Maliszewski says Yacktman's victory sends a chilling message to the independent directors of all mutual funds. "Independence means you make decisions and get information independent of the group you're supposed to be independent from," he says, "which I doubt will happen now." If boards are truly to serve as watchdogs, he adds, they should be granted the power to fire fund managers without shareholder approval. But Morningstar's Phillips thinks the ousted directors overreached. "I bought the Yacktman Fund to get Don Yacktman," he argues--not to secure the talents of the fund's directors.

In any case, Yacktman had prevailed. But what about the board's attack on his ethics? A troubling fact had emerged during the proxy fight: Yacktman didn't quit the board of 1-800 Contacts until October, months after he had promised to do so. Yacktman says he simply wanted to give the company time to find a replacement because it had just gone public and was growing quickly.

It's hard to see that lapse as much more than a traffic violation. Yacktman was not engaged in insider trading or anything else that might have made him richer at the expense of shareholders. But for a man whom friends and family members describe as obsessively organized--"I've seen him fold garbage," says Steve--he was certainly sloppy about his funds' regulations.

It's also fair to ask whether all this rancor might have been avoided had Yacktman shown the board just a little more deference. Perhaps. But that's not Yacktman. "The people whom Don Yacktman didn't get along with are the people who didn't understand Don Yacktman," says Faris Chesley, former president of Vincent Chesley. "You think you're going to go in and tell Don Yacktman how to do his job? Not going to happen."


Finally, after 30 years of managing money, Yacktman has the independence he always sought. His new, friend-filled board is unlikely to give him grief. And with no one to challenge his investment decisions, he's betting more aggressively than ever on the small-cap stocks that nearly wrecked his career. The Yacktman Fund now has 45% of its assets in small companies such as Department 56 and Franklin Covey. "With great companies like these," Yacktman declares, "you may only have one chance in 10 years to buy them." If he's right and small-caps recover, his loyal investors will reap handsome gains.

So far, however, his contrarian boldness has brought him nothing but disaster. Last year, the Yacktman Fund trailed the S&P 500 by 28 percentage points. This year, both of his funds had lost 7% by mid-February. Impatient investors continue to abandon him: Assets in the funds have plunged 75% below their $1.2 billion peak.

Yet through it all, says his wife Carolyn, Don Yacktman has never shown a trace of self-doubt. "When you live your life clean, the accusations don't matter," she says. "He never wavered. He may have taken a few more naps. That's also what he does whenever the market goes crazy."
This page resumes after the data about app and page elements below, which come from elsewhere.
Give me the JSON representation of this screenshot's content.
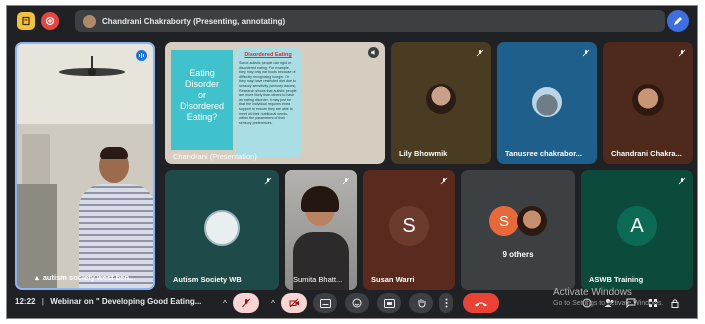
{
  "topbar": {
    "presenting_text": "Chandrani Chakraborty (Presenting, annotating)"
  },
  "slide": {
    "title_lines": [
      "Eating",
      "Disorder",
      "or",
      "Disordered",
      "Eating?"
    ],
    "card_title": "Disordered Eating",
    "card_text": "Some autistic people use rigid or disordered eating. For example, they may only eat foods because of difficulty recognising hunger. Or they may have restricted diet due to sensory sensitivity (sensory issues). Research shows that autistic people are more likely than others to have an eating disorder. It may just be that the individual requires extra support to ensure they are able to meet all their nutritional needs, within the parameters of their sensory preferences.",
    "overlay_name": "Chandrani (Presentation)"
  },
  "tiles": {
    "pinned": "autism society west ben...",
    "lily": "Lily Bhowmik",
    "tanusree": "Tanusree chakrabor...",
    "chandrani": "Chandrani Chakra...",
    "autism_wb": "Autism Society WB",
    "susmita": "Sumita Bhatt...",
    "susan": "Susan Warri",
    "susan_letter": "S",
    "others": "9 others",
    "others_letter": "S",
    "aswb": "ASWB Training",
    "aswb_letter": "A"
  },
  "bottombar": {
    "time": "12:22",
    "separator": "|",
    "meeting_title": "Webinar on \" Developing Good Eating..."
  },
  "watermark": {
    "title": "Activate Windows",
    "subtitle": "Go to Settings to activate Windows."
  },
  "colors": {
    "meet_bg": "#202124",
    "end_call": "#ea4335",
    "accent_blue": "#3d6fe0"
  }
}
Yacktman says his faith in his judgment remains unshaken. "I think I'm a much better investor now than I was 10 years ago at Selected," he confides. "Ironically, the performance doesn't show that."